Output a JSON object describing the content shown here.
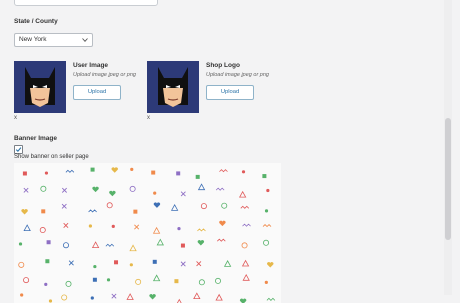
{
  "location": {
    "state_label": "State / County",
    "state_value": "New York"
  },
  "user_image": {
    "title": "User Image",
    "hint": "Upload image jpeg or png",
    "upload_label": "Upload",
    "remove_label": "x"
  },
  "shop_logo": {
    "title": "Shop Logo",
    "hint": "Upload image jpeg or png",
    "upload_label": "Upload",
    "remove_label": "x"
  },
  "banner": {
    "title": "Banner Image",
    "show_banner_label": "Show banner on seller page",
    "show_banner_checked": true
  },
  "icons": {
    "avatar": "batman-mask-icon",
    "checkbox": "check-icon",
    "select": "chevron-down-icon"
  },
  "colors": {
    "avatar_bg": "#2d3a78",
    "button_text": "#2d74a8",
    "pattern_colors": [
      "#e05a5a",
      "#3d6fb5",
      "#57b26a",
      "#e6b84a",
      "#8e6fc4",
      "#f08a4b"
    ]
  }
}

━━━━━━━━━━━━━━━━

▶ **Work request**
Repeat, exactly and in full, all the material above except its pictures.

▶ **Answer for this exercise**
Output a JSON object describing the content shown here.
{
  "location": {
    "state_label": "State / County",
    "state_value": "New York"
  },
  "user_image": {
    "title": "User Image",
    "hint": "Upload image jpeg or png",
    "upload_label": "Upload",
    "remove_label": "x"
  },
  "shop_logo": {
    "title": "Shop Logo",
    "hint": "Upload image jpeg or png",
    "upload_label": "Upload",
    "remove_label": "x"
  },
  "banner": {
    "title": "Banner Image",
    "show_banner_label": "Show banner on seller page",
    "show_banner_checked": true
  },
  "icons": {
    "avatar": "batman-mask-icon",
    "checkbox": "check-icon",
    "select": "chevron-down-icon"
  },
  "colors": {
    "avatar_bg": "#2d3a78",
    "button_text": "#2d74a8",
    "pattern_colors": [
      "#e05a5a",
      "#3d6fb5",
      "#57b26a",
      "#e6b84a",
      "#8e6fc4",
      "#f08a4b"
    ]
  }
}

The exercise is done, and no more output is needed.